(Echinacea spp., Zones 3 to 9)
Coneflowers benefit many types of pollinators, attracting butterflies and bees early on, and then becoming a great seed source for birds once the flower heads dry. You can find dozens of coneflower options on the market today. You’ll always have good luck with purple coneflowers, but also be sure to check out native varieties specific to your area—ask for advice at your local garden center. All coneflowers need a sunny spot.
(Solidago spp., Zones 4 to 9)
If you’ve ever seen goldenrod in a backyard garden or in the wild, there’s a good chance you saw bees hovering around the blooms, too. This plant has such a good reputation for producing pollen that it has been falsely accused of causing allergy problems. (The pollen from this plant is actually too heavy to travel in the wind, thus it can’t cause allergies.) Grow in full sun, and look for native varieties best for your backyard.

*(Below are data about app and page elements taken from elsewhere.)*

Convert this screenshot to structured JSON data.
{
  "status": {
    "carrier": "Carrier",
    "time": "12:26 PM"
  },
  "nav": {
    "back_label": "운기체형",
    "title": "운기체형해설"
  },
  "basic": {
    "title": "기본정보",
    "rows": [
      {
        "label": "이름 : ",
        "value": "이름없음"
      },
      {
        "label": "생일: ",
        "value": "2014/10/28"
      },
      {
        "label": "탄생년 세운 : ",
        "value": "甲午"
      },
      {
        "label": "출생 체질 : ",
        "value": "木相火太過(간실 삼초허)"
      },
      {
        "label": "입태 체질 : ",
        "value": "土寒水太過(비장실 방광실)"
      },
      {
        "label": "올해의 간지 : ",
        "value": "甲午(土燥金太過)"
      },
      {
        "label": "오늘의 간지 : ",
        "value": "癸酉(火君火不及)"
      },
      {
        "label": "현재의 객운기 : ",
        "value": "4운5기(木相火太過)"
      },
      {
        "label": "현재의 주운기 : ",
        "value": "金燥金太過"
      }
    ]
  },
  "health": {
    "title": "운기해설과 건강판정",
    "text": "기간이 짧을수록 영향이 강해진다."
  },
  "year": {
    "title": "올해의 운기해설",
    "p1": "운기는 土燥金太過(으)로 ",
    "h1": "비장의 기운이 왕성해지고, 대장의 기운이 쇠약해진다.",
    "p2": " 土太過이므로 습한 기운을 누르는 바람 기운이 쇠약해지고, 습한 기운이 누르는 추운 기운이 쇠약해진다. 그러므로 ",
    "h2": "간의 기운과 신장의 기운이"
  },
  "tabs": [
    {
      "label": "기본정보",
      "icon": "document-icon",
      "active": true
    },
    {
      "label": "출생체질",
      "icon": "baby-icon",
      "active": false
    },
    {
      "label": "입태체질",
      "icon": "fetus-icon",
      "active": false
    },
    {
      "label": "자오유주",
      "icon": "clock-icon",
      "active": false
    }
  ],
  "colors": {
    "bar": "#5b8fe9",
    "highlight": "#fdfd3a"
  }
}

Joe Pye weed
(Eutrochium purpureum, Zones 4 to 9)
This perennial commands attention in the garden, and it can reach more than 7 feet tall. Joe Pye weed prefers moist, even swampy areas, but it holds up surprisingly well in dry and hot weather. The pink blooms are like magnets for bees.
(Lantana spp., Zones 8 to 11)
For many gardeners in the United States, lantana will only grow as an annual—note the small zone range. But this plant is definitely a good choice if you live in a hot weather area, because it’s one of the most drought-tolerant options on the market today. Gardeners in the South swear by this resilient plant with tropical-looking blooms. Grow it in your sunniest, hottest spots.
(Penstemon digitalis, Zones 3 to 9)
You have to love a plant that goes by the nickname “beardtongue.” Penstemon blooms are tubular in shape, and are known for attracting hummingbirds and butterflies. Bees like them, too, and this hardy plant can tolerate a wide range of growing conditions.
(Rudbeckia hirta, Zones 3 to 7)
Also called black-eyed Susan, rudbeckia is remarkably easy to grow. You can throw a couple of plants in your garden, and before you know it, they will have doubled or tripled with little to no care. They’re perfect for butterflies, birds and bees, so try planting a few different varieties in your garden. You won’t be sorry you did. Grow in a spot where you get lots of sun.
(Sedum spp., Zones 3 to 9)
Sedum is naturally drought-tolerant because it’s in the succulent family. The tiny, star-shaped flowers on short stems attract bees well into fall, which is perfect when summer blooms are starting to fade. Sedum is one of the most reliable plants you can grow.
(Achillea spp., Zones 3 to 9)
For years, many people have thought of yarrow as a weed, but don’t let that discourage you. Yarrow is actually a perfect backyard plant, and it comes in a variety of shades, including yellow, red and pink. Grow in full sun, and the butterflies and bees will soon find their way.
Growing Herbs for Bees
Looking for multipurpose plants? Many herbs we grow to eat also happen to be good for bees. After you’ve picked their leaves for culinary use, let the plants below keep growing and flower. The bees will love the blooms.